• [Exercise description]
Extract all lines in the data that contain the word "title".

*** Begin section ***

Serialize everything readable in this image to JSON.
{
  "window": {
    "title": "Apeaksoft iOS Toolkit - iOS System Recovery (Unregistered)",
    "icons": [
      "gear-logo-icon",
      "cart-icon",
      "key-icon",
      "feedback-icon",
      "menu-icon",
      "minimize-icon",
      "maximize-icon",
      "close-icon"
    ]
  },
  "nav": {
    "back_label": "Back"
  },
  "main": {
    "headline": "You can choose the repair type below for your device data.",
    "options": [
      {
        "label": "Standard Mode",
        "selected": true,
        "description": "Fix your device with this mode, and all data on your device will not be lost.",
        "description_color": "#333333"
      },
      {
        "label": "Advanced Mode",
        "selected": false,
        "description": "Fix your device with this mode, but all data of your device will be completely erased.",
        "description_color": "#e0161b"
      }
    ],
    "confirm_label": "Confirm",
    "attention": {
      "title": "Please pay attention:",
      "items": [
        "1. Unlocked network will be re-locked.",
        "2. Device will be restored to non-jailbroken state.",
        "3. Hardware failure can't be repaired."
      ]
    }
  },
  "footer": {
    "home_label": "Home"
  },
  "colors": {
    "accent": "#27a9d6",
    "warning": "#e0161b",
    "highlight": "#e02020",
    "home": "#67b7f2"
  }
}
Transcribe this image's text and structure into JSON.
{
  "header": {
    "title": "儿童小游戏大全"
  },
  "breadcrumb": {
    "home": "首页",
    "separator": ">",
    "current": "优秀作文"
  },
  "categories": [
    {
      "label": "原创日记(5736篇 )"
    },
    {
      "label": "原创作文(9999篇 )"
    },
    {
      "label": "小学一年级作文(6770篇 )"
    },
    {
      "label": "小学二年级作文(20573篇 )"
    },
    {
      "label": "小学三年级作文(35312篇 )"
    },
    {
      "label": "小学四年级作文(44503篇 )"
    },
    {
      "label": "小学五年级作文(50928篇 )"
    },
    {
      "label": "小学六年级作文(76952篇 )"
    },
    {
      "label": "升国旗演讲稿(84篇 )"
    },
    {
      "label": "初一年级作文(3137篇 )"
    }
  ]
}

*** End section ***

• [Solution to this problem]
    "title": "Apeaksoft iOS Toolkit - iOS System Recovery (Unregistered)",
      "title": "Please pay attention:",
    "title": "儿童小游戏大全"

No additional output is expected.